The Chinese, however, have their own view of their place in the world order as that of Russia. In a South China Morning Post Op-ed piece on 13 March titled 10 reasons China and Russia differ in their approach to international rules by Wang Yiwei, Director of the Institute of International Affairs at Renmin University of China, outlined how Russia and China, while having a close strategic partnership, had different outlooks and behaviour on the world stage.

While not possible to mention all the points to paraphrase Yiwei, China seeks harmony and the common good while Russia pursues differences. China leverages the rules of the world order whereas Russia is a product of externalisation. Both countries differ not only on international law and norms but also behave differently on the world stage and therefore, get different results.

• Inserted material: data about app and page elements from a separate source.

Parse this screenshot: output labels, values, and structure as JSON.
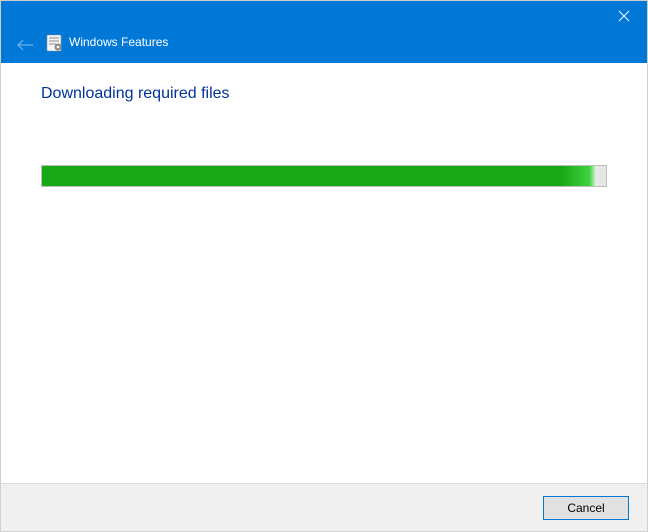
{
  "titlebar": {
    "title": "Windows Features",
    "close_label": "Close",
    "back_label": "Back"
  },
  "content": {
    "heading": "Downloading required files",
    "progress_percent": 98
  },
  "footer": {
    "cancel_label": "Cancel"
  },
  "colors": {
    "accent": "#0078d7",
    "progress": "#18a818",
    "heading": "#003399"
  }
}
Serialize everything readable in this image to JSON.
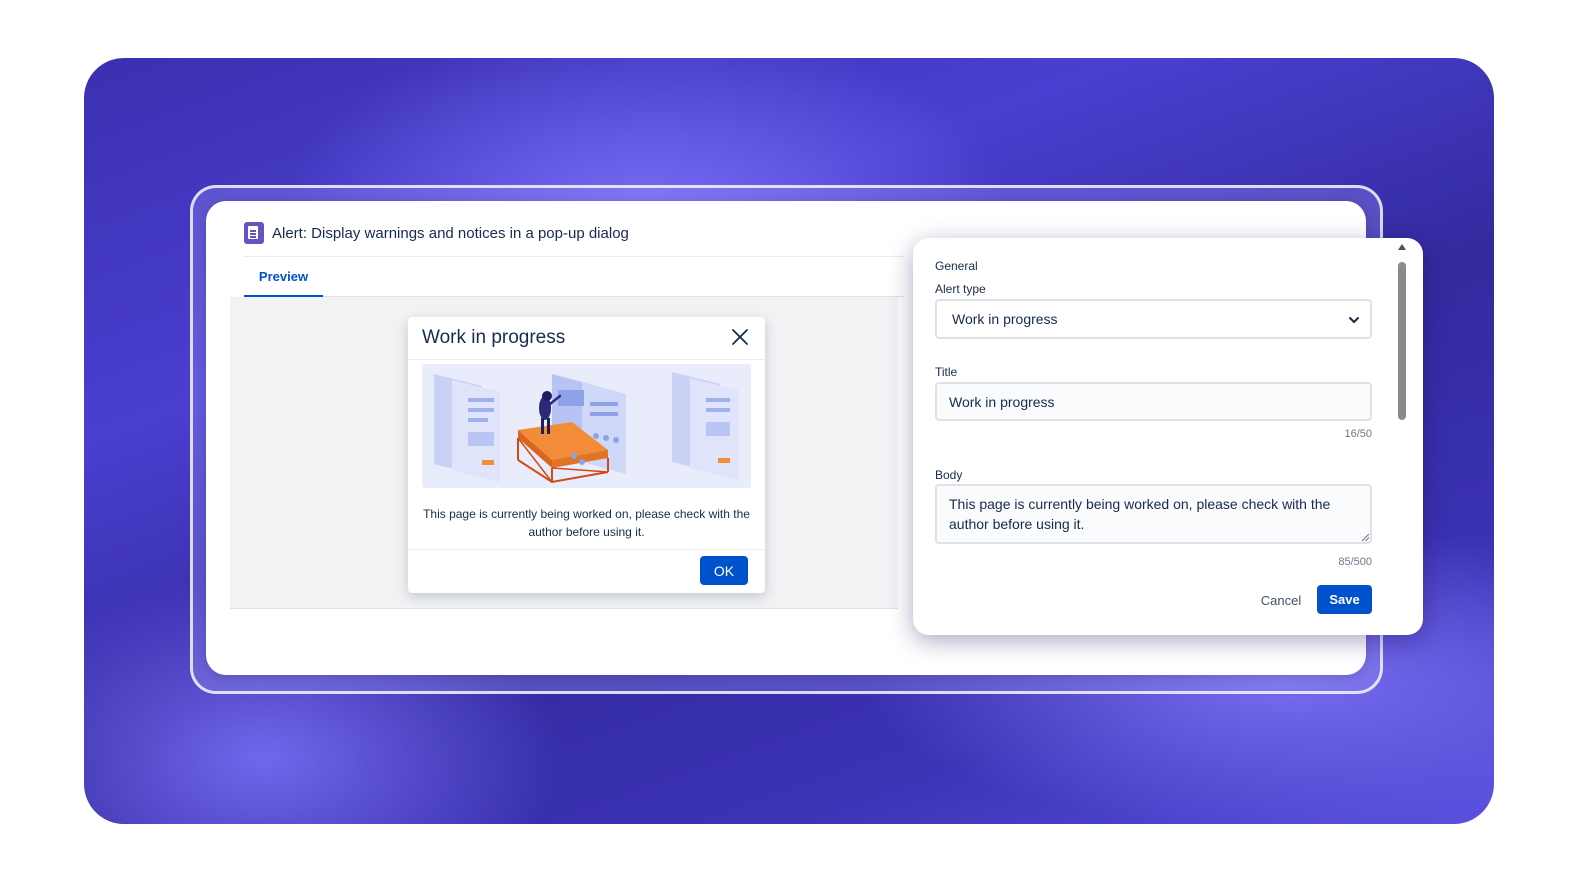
{
  "window": {
    "title": "Alert: Display warnings and notices in a pop-up dialog",
    "title_icon": "document-icon"
  },
  "tabs": [
    {
      "label": "Preview",
      "active": true
    }
  ],
  "alert_dialog": {
    "title": "Work in progress",
    "body": "This page is currently being worked on, please check with the author before using it.",
    "ok_label": "OK",
    "close_icon": "close-icon",
    "illustration": "person-building-pages-illustration"
  },
  "settings": {
    "section_label": "General",
    "alert_type": {
      "label": "Alert type",
      "selected": "Work in progress"
    },
    "title_field": {
      "label": "Title",
      "value": "Work in progress",
      "counter": "16/50"
    },
    "body_field": {
      "label": "Body",
      "value": "This page is currently being worked on, please check with the author before using it.",
      "counter": "85/500"
    },
    "cancel_label": "Cancel",
    "save_label": "Save"
  },
  "colors": {
    "primary": "#0052cc",
    "accent_purple": "#6554c0",
    "background_gradient": "#3b30b0",
    "text": "#172b4d"
  }
}
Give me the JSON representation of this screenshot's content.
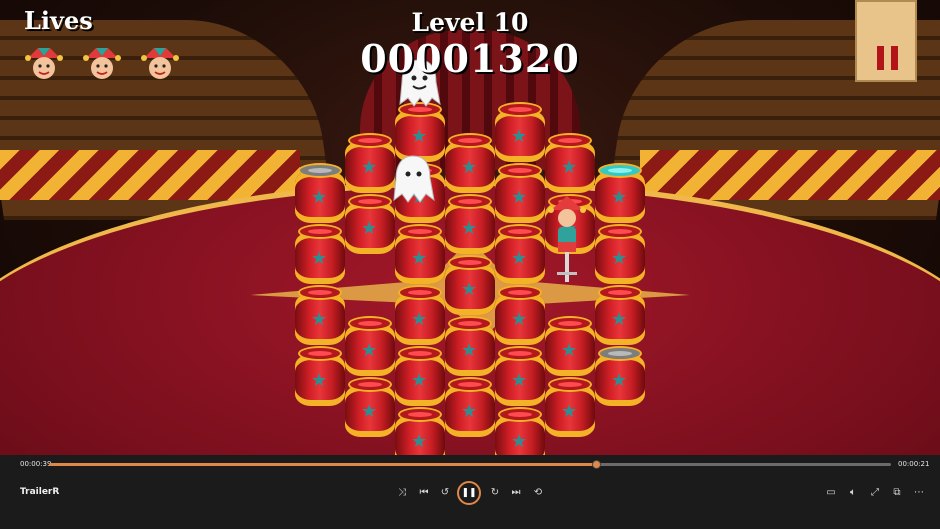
{
  "hud": {
    "lives_label": "Lives",
    "lives_icon": "jester-head-icon",
    "level_label": "Level 10",
    "score": "00001320",
    "pause_icon": "pause-icon"
  },
  "player": {
    "elapsed": "00:00:39",
    "remaining": "00:00:21",
    "title": "TrailerR",
    "progress": 0.65,
    "colors": {
      "accent": "#e0884a",
      "bar_bg": "#1b1b1b"
    },
    "controls": [
      "shuffle-icon",
      "previous-icon",
      "rewind-icon",
      "play-pause-icon",
      "forward-icon",
      "next-icon",
      "repeat-icon"
    ],
    "right_controls": [
      "mini-view-icon",
      "volume-icon",
      "fullscreen-icon",
      "cast-icon",
      "more-icon"
    ]
  },
  "game": {
    "colors": {
      "barrel": "#d32027",
      "band": "#f4b226",
      "star": "#2e8f93"
    },
    "barrels": [
      {
        "col": 2,
        "row": 0,
        "state": "red"
      },
      {
        "col": 4,
        "row": 0,
        "state": "red"
      },
      {
        "col": 1,
        "row": 1,
        "state": "red"
      },
      {
        "col": 3,
        "row": 1,
        "state": "red"
      },
      {
        "col": 5,
        "row": 1,
        "state": "red"
      },
      {
        "col": 0,
        "row": 2,
        "state": "empty"
      },
      {
        "col": 2,
        "row": 2,
        "state": "red"
      },
      {
        "col": 4,
        "row": 2,
        "state": "red"
      },
      {
        "col": 6,
        "row": 2,
        "state": "teal"
      },
      {
        "col": 1,
        "row": 3,
        "state": "red"
      },
      {
        "col": 3,
        "row": 3,
        "state": "red"
      },
      {
        "col": 5,
        "row": 3,
        "state": "red"
      },
      {
        "col": 0,
        "row": 4,
        "state": "red"
      },
      {
        "col": 2,
        "row": 4,
        "state": "red"
      },
      {
        "col": 4,
        "row": 4,
        "state": "red"
      },
      {
        "col": 6,
        "row": 4,
        "state": "red"
      },
      {
        "col": 3,
        "row": 5,
        "state": "red"
      },
      {
        "col": 0,
        "row": 6,
        "state": "red"
      },
      {
        "col": 2,
        "row": 6,
        "state": "red"
      },
      {
        "col": 4,
        "row": 6,
        "state": "red"
      },
      {
        "col": 6,
        "row": 6,
        "state": "red"
      },
      {
        "col": 1,
        "row": 7,
        "state": "red"
      },
      {
        "col": 3,
        "row": 7,
        "state": "red"
      },
      {
        "col": 5,
        "row": 7,
        "state": "red"
      },
      {
        "col": 0,
        "row": 8,
        "state": "red"
      },
      {
        "col": 2,
        "row": 8,
        "state": "red"
      },
      {
        "col": 4,
        "row": 8,
        "state": "red"
      },
      {
        "col": 6,
        "row": 8,
        "state": "empty"
      },
      {
        "col": 1,
        "row": 9,
        "state": "red"
      },
      {
        "col": 3,
        "row": 9,
        "state": "red"
      },
      {
        "col": 5,
        "row": 9,
        "state": "red"
      },
      {
        "col": 2,
        "row": 10,
        "state": "red"
      },
      {
        "col": 4,
        "row": 10,
        "state": "red"
      }
    ],
    "ghost_count": 2
  }
}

China stresses inclusiveness whereas Russia’s relationship with the West has always been more confrontational. While China has a comparatively restrained national character, Russians have inherited the tendency to move to seek expansion from their nomadic ancestors.

When it comes to engaging with other countries, the Chinese culture stresses the importance of upholding justice in the face of wrongdoing. Russia’s approach is often about beating others at their own game. While China observes the international rules itself, Russia asks others to follow the international rules and considers itself exempt from such rules.

Implicit in the Op-ed is China's righteousness, if not arrogance, and adherence to international laws and rules, the ability to live in harmony and cooperate with others, and Russia's failure to do so, conditioned by its history and political and social culture, resulting in expansionism and confrontation with others, primarily the West.

Why Russia-China Collaboration Is Concerning?

Since Op-eds in Chinese publications, even Hong Kong-based ones like SCMP, written by academics of state-run institutions are rather deliberate, a message was conveyed. However, the Russian repartee was swift.

In an Op-ed piece written for Russian media Sputnik's Chinese site, Columnist Leonid Kovachich reminded China of its many disputes at the World Trade Organization (WTO), its refusal to recognise the ruling of the International Court of Justice (ICJ) in The Hague on the territorial dispute between China and the Philippines in the South China Sea, its National Security Law for Hong Kong, bypassing its agreement with Britain and others.

Nevertheless, a point has been made by Yiwei. It is this that perhaps alarms Indian observers the most – not just the growing proximity between Moscow and Beijing, but the increasingly subservient role that Russia seems to be assuming in the partnership.

Finally, and this may be China's underbelly. China is wary of Russia's pivot to the East and reluctant to Russian inroads into countries of ASEAN and North Korea, even as it takes advantage of Russia's preoccupation with Ukraine to push into Central Asia – Russia's strategic backyard.

Russian strategic thinkers have acknowledged that China is not interested in Russia's active participation in organisations like the recently held Boao Forum or those of ASEAN where China sees itself as the main driver.

In a paper authored in 2022, Sergei A Lukonin, Head of the Sector of Economy and Politics of China at the Moscow-based Primakov Institute of World Economy and International Relations, wrote, "One may wonder who is China for Russia in the current conditions: a friend, an ally, a partner, a neutral business partner, a tough negotiator, an implicit opponent? The answer can be – depending on the situation and interests at the given moment – China is all of these for Russia at the same time."

For India, the path is perhaps obvious – deepen engagement with Russia as a counterbalance to China.

(Aditi Bhaduri is a journalist and political analyst. She tweets @aditijan. This is an opinion piece and the views expressed above are the author’s own. The Quint neither endorses nor is responsible for the same.)

(At The Quint, we are answerable only to our audience. Play an active role in shaping our journalism by becoming a member. Because the truth is worth it.)

Speaking truth to power requires allies like you.
Become a Member
Read More